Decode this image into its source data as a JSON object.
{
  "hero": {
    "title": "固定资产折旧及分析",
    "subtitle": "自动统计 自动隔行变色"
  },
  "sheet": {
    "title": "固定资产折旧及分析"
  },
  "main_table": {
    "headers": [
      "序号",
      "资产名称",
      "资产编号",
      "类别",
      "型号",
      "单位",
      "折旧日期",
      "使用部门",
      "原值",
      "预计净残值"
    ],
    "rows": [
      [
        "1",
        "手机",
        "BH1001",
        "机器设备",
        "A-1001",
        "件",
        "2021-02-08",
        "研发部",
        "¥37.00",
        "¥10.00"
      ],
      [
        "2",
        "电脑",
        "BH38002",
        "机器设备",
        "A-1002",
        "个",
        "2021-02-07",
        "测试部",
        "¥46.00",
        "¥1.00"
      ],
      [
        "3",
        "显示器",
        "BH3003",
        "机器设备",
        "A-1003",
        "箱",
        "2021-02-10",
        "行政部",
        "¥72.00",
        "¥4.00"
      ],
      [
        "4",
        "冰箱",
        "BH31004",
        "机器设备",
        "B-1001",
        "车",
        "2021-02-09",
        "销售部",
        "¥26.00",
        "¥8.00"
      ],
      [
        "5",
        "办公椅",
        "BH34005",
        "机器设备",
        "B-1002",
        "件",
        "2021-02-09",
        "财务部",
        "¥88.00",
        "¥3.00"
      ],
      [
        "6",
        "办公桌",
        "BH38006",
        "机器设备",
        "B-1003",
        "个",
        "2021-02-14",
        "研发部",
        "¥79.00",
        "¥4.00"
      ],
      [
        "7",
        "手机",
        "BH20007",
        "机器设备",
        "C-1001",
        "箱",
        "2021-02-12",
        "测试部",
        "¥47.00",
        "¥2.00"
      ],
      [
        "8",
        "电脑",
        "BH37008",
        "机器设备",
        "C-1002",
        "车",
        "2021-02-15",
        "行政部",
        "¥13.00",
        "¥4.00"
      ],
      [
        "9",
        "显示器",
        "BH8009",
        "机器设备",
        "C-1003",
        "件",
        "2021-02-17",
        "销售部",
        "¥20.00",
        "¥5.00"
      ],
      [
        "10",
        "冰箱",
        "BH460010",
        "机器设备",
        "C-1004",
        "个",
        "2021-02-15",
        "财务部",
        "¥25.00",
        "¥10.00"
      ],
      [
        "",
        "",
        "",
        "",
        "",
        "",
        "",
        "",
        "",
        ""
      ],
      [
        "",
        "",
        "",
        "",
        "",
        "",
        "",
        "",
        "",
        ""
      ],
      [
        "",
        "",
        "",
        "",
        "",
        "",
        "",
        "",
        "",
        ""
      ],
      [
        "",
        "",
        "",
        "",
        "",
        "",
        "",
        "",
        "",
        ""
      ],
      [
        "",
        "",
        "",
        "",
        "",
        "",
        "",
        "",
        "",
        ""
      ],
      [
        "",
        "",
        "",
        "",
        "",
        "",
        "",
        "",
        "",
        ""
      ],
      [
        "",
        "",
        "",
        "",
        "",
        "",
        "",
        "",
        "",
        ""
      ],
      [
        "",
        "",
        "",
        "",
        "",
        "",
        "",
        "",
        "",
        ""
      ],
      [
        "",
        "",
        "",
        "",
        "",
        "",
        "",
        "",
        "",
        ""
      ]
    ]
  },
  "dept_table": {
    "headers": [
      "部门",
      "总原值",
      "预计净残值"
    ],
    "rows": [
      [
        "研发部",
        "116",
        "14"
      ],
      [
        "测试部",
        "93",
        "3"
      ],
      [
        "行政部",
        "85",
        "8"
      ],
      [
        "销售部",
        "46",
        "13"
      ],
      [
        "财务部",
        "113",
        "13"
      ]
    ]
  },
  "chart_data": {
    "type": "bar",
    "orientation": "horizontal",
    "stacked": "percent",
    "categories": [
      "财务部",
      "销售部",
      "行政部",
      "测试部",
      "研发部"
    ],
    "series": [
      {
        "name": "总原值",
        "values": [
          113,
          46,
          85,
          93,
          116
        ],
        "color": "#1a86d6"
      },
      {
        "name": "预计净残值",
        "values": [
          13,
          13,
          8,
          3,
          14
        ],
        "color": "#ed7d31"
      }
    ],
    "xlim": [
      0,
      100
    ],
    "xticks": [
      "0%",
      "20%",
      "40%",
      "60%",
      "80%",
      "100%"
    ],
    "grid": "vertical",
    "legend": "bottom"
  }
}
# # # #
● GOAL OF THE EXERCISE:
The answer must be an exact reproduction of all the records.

● SOLVED EXERCISE:
Decode this image into its source data as a JSON object.
{
  "hero": {
    "title": "固定资产折旧及分析",
    "subtitle": "自动统计 自动隔行变色"
  },
  "sheet": {
    "title": "固定资产折旧及分析"
  },
  "main_table": {
    "headers": [
      "序号",
      "资产名称",
      "资产编号",
      "类别",
      "型号",
      "单位",
      "折旧日期",
      "使用部门",
      "原值",
      "预计净残值"
    ],
    "rows": [
      [
        "1",
        "手机",
        "BH1001",
        "机器设备",
        "A-1001",
        "件",
        "2021-02-08",
        "研发部",
        "¥37.00",
        "¥10.00"
      ],
      [
        "2",
        "电脑",
        "BH38002",
        "机器设备",
        "A-1002",
        "个",
        "2021-02-07",
        "测试部",
        "¥46.00",
        "¥1.00"
      ],
      [
        "3",
        "显示器",
        "BH3003",
        "机器设备",
        "A-1003",
        "箱",
        "2021-02-10",
        "行政部",
        "¥72.00",
        "¥4.00"
      ],
      [
        "4",
        "冰箱",
        "BH31004",
        "机器设备",
        "B-1001",
        "车",
        "2021-02-09",
        "销售部",
        "¥26.00",
        "¥8.00"
      ],
      [
        "5",
        "办公椅",
        "BH34005",
        "机器设备",
        "B-1002",
        "件",
        "2021-02-09",
        "财务部",
        "¥88.00",
        "¥3.00"
      ],
      [
        "6",
        "办公桌",
        "BH38006",
        "机器设备",
        "B-1003",
        "个",
        "2021-02-14",
        "研发部",
        "¥79.00",
        "¥4.00"
      ],
      [
        "7",
        "手机",
        "BH20007",
        "机器设备",
        "C-1001",
        "箱",
        "2021-02-12",
        "测试部",
        "¥47.00",
        "¥2.00"
      ],
      [
        "8",
        "电脑",
        "BH37008",
        "机器设备",
        "C-1002",
        "车",
        "2021-02-15",
        "行政部",
        "¥13.00",
        "¥4.00"
      ],
      [
        "9",
        "显示器",
        "BH8009",
        "机器设备",
        "C-1003",
        "件",
        "2021-02-17",
        "销售部",
        "¥20.00",
        "¥5.00"
      ],
      [
        "10",
        "冰箱",
        "BH460010",
        "机器设备",
        "C-1004",
        "个",
        "2021-02-15",
        "财务部",
        "¥25.00",
        "¥10.00"
      ],
      [
        "",
        "",
        "",
        "",
        "",
        "",
        "",
        "",
        "",
        ""
      ],
      [
        "",
        "",
        "",
        "",
        "",
        "",
        "",
        "",
        "",
        ""
      ],
      [
        "",
        "",
        "",
        "",
        "",
        "",
        "",
        "",
        "",
        ""
      ],
      [
        "",
        "",
        "",
        "",
        "",
        "",
        "",
        "",
        "",
        ""
      ],
      [
        "",
        "",
        "",
        "",
        "",
        "",
        "",
        "",
        "",
        ""
      ],
      [
        "",
        "",
        "",
        "",
        "",
        "",
        "",
        "",
        "",
        ""
      ],
      [
        "",
        "",
        "",
        "",
        "",
        "",
        "",
        "",
        "",
        ""
      ],
      [
        "",
        "",
        "",
        "",
        "",
        "",
        "",
        "",
        "",
        ""
      ],
      [
        "",
        "",
        "",
        "",
        "",
        "",
        "",
        "",
        "",
        ""
      ]
    ]
  },
  "dept_table": {
    "headers": [
      "部门",
      "总原值",
      "预计净残值"
    ],
    "rows": [
      [
        "研发部",
        "116",
        "14"
      ],
      [
        "测试部",
        "93",
        "3"
      ],
      [
        "行政部",
        "85",
        "8"
      ],
      [
        "销售部",
        "46",
        "13"
      ],
      [
        "财务部",
        "113",
        "13"
      ]
    ]
  },
  "chart_data": {
    "type": "bar",
    "orientation": "horizontal",
    "stacked": "percent",
    "categories": [
      "财务部",
      "销售部",
      "行政部",
      "测试部",
      "研发部"
    ],
    "series": [
      {
        "name": "总原值",
        "values": [
          113,
          46,
          85,
          93,
          116
        ],
        "color": "#1a86d6"
      },
      {
        "name": "预计净残值",
        "values": [
          13,
          13,
          8,
          3,
          14
        ],
        "color": "#ed7d31"
      }
    ],
    "xlim": [
      0,
      100
    ],
    "xticks": [
      "0%",
      "20%",
      "40%",
      "60%",
      "80%",
      "100%"
    ],
    "grid": "vertical",
    "legend": "bottom"
  }
}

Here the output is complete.